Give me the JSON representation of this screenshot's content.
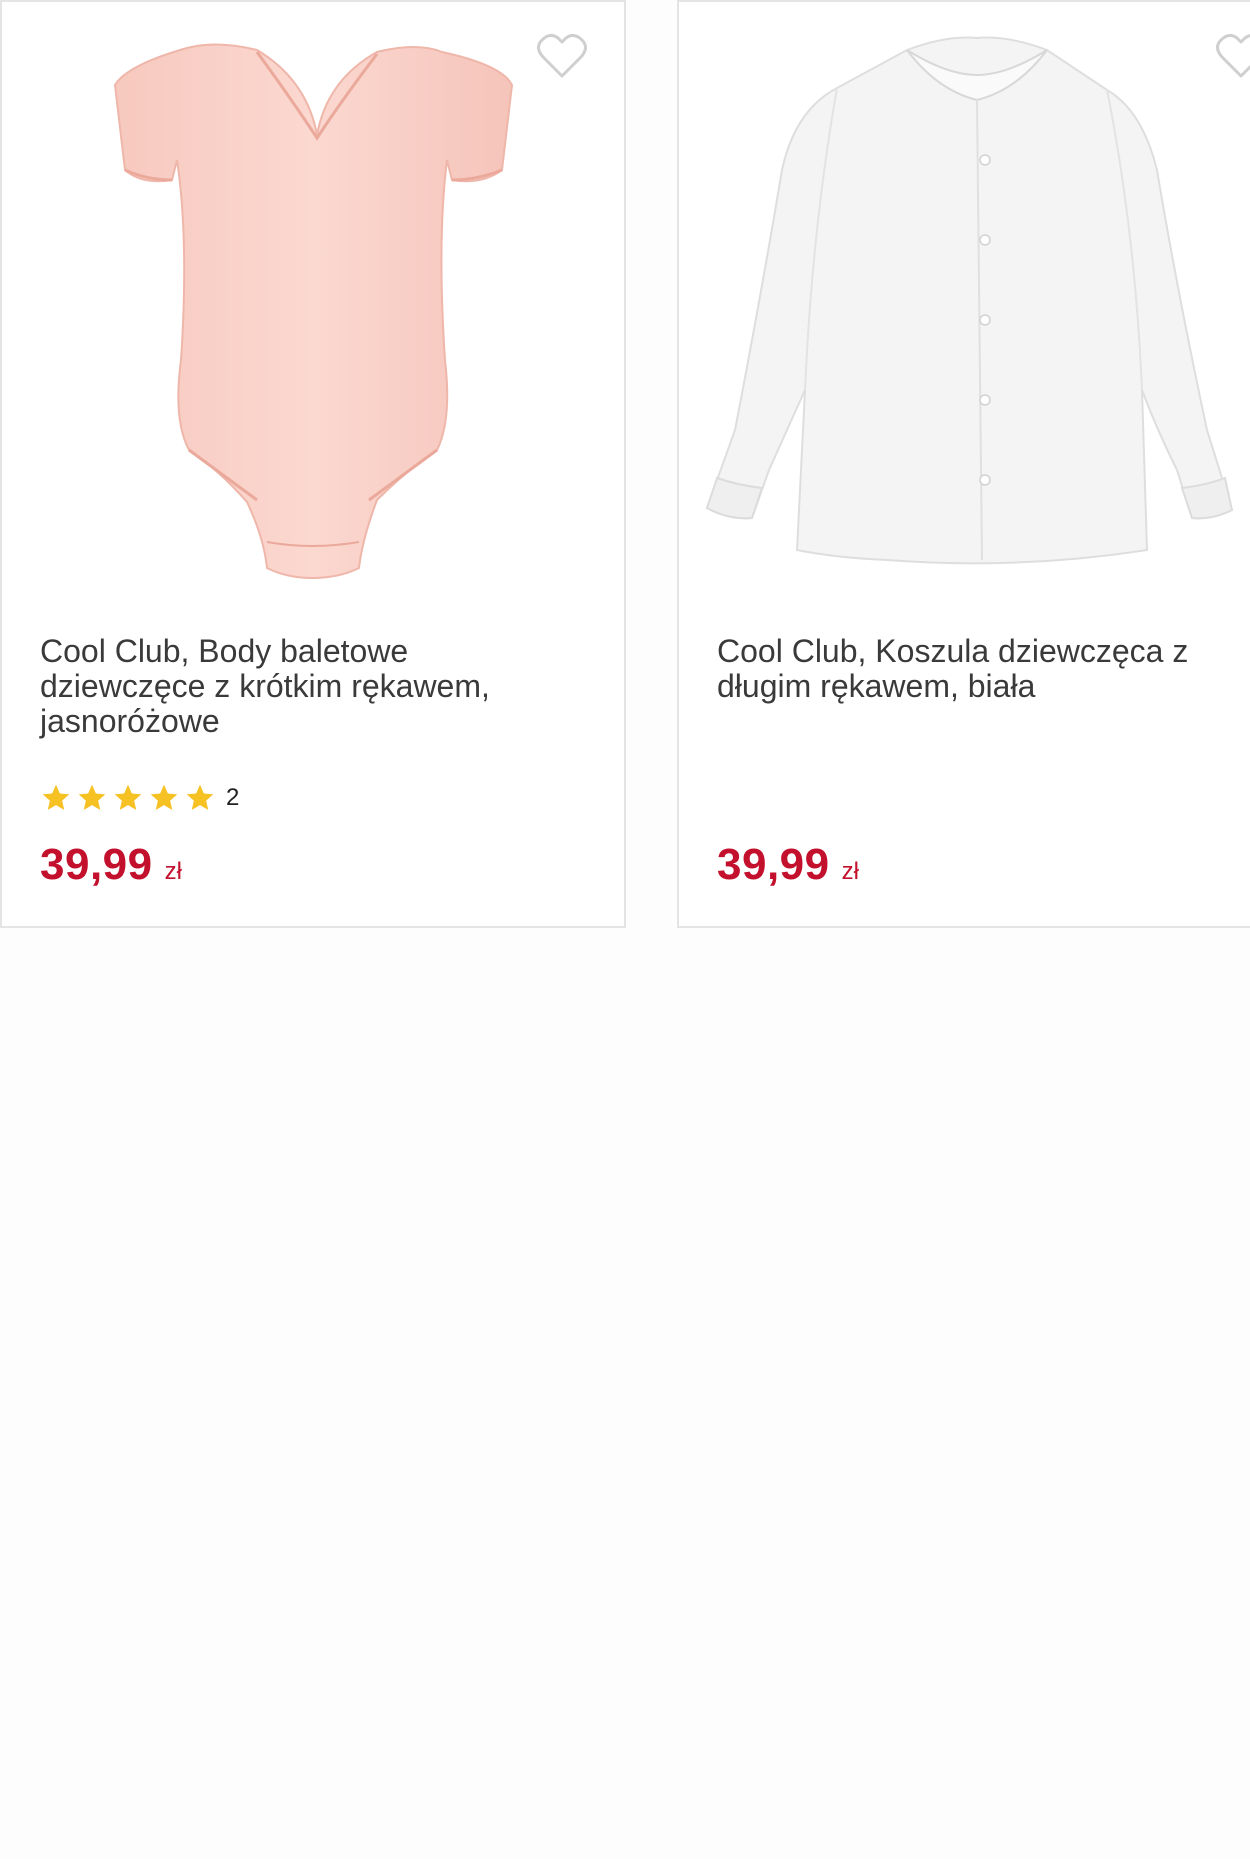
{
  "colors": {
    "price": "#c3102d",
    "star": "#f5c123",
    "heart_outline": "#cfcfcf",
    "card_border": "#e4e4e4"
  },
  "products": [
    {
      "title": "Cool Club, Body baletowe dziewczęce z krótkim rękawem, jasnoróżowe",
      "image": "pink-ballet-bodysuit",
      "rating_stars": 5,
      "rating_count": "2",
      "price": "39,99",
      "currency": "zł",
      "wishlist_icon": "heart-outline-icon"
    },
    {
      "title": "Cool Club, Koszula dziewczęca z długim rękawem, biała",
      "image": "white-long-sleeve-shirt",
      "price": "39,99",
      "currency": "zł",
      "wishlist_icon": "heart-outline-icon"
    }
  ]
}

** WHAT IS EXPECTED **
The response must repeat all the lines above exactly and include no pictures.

** TASK SOLUTION **
Give me the JSON representation of this screenshot's content.
{
  "colors": {
    "price": "#c3102d",
    "star": "#f5c123",
    "heart_outline": "#cfcfcf",
    "card_border": "#e4e4e4"
  },
  "products": [
    {
      "title": "Cool Club, Body baletowe dziewczęce z krótkim rękawem, jasnoróżowe",
      "image": "pink-ballet-bodysuit",
      "rating_stars": 5,
      "rating_count": "2",
      "price": "39,99",
      "currency": "zł",
      "wishlist_icon": "heart-outline-icon"
    },
    {
      "title": "Cool Club, Koszula dziewczęca z długim rękawem, biała",
      "image": "white-long-sleeve-shirt",
      "price": "39,99",
      "currency": "zł",
      "wishlist_icon": "heart-outline-icon"
    }
  ]
}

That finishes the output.